However, there is much more to exercise than its role in burning calories. Our bodies are designed to move and be active and physical activity benefits every single bodily system. It also improves mood and boosts energy.
So, next time you lace up your trainers, remember that you’re exercising for your complete health, not only for the sake of reaching your goal weight. Here are 7 excellent reasons for getting physical today.
Monday: A strong heart, helps support cardiovascular health
If you’re active, you have a 45% lower risk of developing heart disease.
Exercise makes the heart stronger – it’s a muscle, after all – helping it to pump more blood through the body. Exercise also leads to other physical benefits that lower some cardiovascular risk factors, including:
- Body weight reduction
- Blood pressure reduction
- Decreasing bad (LDL and total) cholesterol
- Increasing good (HDL) cholesterol
- Increasing insulin sensitivity
Tuesday: Strong bones, helps prevent arthritis and osteoporosis
Exercise has been shown to slow the loss of muscle mass and bone density as we age.
Robin Daly, a professor of Exercise and Ageing at Deakin University, completed a study into exercise and bone strength. In his study, participants combined weight bearing exercises, such as skipping and step ups, with a weights program targeting muscle groups around the hips and spine.
After 18 months, the participants showed a significant increase in hip and spine bone mineral density and hipbone strength, along with improvement in muscle mass, muscle strength and muscle performance.
Wednesday: Improved immune function, fewer colds and infections
You can boost your immunity with 30 to 40 minutes of exercise a day, to help keep viral and bacterial infections at bay.
One study found participants who undertook about 2 hours of moderate daily exercise had a 29% reduction in the risk of contracting an upper respiratory tract infection, such as a cold, compared to those with a sedentary lifestyle. And if exercisers did develop cold symptoms, they were 32% less severe in the top 25% of exercisers compared to the bottom 25%.
Exercise, it appears, increases the number of white blood cells and immunoglobulin in the blood, which reduces the risk of getting a cold. On a side note, people who over-train increase their risk of compromising their immune function and picking up minor infections.
Thursday: Better sleep and reduced stress
If you spend your nights tossing and turning in bed and wake up feeling tired, working up a sweat could be just the tonic.
The participants in a Stanford University Medical School study said they slept better when they added regular exercise to their routine. After 16 weeks in a moderate intensity exercise program, they fell asleep on average 12 minutes earlier and slept around 42 minutes longer than before.

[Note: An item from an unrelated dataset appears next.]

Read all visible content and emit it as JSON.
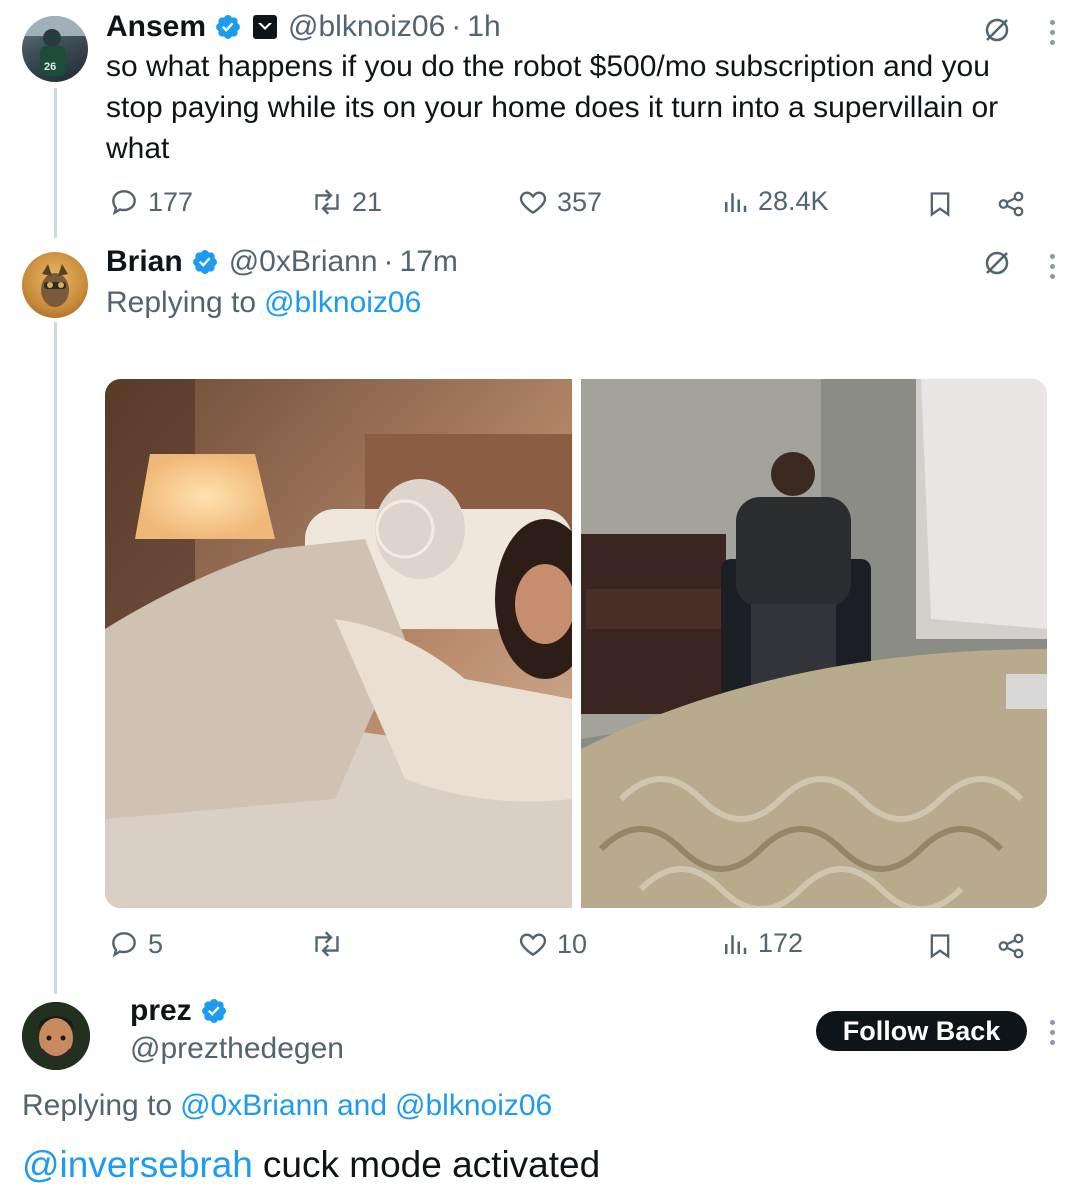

Friday: Better focus and clear thinking
Exercise not only keeps your body in shape, it also keeps your brain in shape.
Scientists used to think the brain was hardwired and unchangeable, but the growing field of neuroplasticity shows it can adapt and improve at any age or stage.

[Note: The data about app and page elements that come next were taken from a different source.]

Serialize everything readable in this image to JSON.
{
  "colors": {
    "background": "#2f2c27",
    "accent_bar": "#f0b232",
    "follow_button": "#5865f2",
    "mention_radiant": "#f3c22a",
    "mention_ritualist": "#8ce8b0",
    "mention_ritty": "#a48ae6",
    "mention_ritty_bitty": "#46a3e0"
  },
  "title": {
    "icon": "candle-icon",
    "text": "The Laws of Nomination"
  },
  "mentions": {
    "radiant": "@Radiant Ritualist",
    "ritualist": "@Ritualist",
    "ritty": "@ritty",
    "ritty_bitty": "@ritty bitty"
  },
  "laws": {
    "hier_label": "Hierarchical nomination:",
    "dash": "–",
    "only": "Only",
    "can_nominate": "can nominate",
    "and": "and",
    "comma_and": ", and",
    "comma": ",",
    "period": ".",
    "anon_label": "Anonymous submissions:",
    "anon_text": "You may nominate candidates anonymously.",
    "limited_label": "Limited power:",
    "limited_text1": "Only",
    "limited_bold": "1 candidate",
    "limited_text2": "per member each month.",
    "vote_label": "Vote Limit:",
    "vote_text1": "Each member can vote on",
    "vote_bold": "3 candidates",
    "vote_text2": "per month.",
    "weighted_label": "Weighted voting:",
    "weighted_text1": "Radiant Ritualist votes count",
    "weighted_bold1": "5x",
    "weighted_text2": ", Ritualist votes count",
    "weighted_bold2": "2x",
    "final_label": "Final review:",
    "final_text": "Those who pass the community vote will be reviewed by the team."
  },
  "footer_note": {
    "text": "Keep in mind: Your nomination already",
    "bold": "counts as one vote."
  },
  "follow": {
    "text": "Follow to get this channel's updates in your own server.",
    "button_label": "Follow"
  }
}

Exercise stimulates the formation of new neural pathways in your brain. This leads to clearer thinking. Physical activity also prevents brain atrophy in the hippocampus, which controls memory.

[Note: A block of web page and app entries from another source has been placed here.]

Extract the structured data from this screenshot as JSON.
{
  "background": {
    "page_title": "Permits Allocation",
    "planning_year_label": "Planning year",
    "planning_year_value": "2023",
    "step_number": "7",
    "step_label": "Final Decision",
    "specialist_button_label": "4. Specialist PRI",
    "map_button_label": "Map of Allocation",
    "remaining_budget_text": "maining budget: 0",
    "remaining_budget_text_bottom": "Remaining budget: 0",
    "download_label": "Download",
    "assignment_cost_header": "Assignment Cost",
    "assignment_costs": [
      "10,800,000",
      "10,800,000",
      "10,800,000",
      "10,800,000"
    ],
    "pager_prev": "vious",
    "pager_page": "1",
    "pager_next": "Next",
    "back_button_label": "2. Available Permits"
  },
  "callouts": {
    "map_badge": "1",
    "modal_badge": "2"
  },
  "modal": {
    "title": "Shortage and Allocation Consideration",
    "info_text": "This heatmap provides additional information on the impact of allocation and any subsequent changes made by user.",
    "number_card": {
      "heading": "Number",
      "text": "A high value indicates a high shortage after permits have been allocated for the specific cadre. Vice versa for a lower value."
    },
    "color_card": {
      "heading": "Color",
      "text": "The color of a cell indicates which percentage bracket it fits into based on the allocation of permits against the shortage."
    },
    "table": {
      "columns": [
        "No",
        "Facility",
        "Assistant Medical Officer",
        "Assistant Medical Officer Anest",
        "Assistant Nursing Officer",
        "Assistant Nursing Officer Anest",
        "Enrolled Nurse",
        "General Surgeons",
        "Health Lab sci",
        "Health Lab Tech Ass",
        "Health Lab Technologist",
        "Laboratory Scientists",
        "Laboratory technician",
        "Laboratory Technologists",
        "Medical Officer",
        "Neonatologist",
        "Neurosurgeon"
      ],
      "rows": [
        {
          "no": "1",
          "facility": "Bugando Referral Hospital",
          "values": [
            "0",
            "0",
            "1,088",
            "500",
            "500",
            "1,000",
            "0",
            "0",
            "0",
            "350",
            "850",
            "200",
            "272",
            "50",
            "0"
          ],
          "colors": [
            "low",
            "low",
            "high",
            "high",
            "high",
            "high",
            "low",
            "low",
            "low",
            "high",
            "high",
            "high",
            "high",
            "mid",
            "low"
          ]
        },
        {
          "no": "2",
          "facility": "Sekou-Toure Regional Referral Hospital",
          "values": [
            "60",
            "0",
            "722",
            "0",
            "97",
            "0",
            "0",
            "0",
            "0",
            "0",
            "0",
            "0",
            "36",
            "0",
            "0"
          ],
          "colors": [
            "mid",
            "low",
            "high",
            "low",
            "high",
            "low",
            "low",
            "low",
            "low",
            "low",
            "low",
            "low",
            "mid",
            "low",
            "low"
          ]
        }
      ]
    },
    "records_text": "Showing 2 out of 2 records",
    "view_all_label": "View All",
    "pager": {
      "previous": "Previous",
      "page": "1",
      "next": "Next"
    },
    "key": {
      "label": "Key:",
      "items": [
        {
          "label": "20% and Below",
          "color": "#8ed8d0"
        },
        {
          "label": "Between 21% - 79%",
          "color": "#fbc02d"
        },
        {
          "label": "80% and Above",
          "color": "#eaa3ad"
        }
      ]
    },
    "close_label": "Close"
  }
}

Saturday: More energy and zest for life
You might have heard the paradox that expending energy gives you more energy.
If you’re feeling tired and lethargic, your first instinct might be to have a lie-down or to grab a cup of coffee or chocolate bar. But putting on your trainers and taking a brisk walk is a more effective and healthy way to put a spark in your day. Don’t take our word for it. Give it a go and see how you feel!
Sunday: Active rest
You don’t have to exercise every day, but it is essential for your health to be active every day.
A study in the Exercise and Sports Sciences Reviews described how prolonged sitting leads to subtle but unhealthy changes in muscle cells.
Unfortunately regular workout sessions do not undo the effects of long hours of inactivity on the sofa watching reruns of Family Guy or at your desk glued to Facebook.
The key is to look for ways to increase physical activity. Take as many steps as you can each day. Also, keep your muscles and skeleton strong and functioning efficiently by standing whenever you can, for example when cooking or ironing, or when waiting for public transport or in a queue.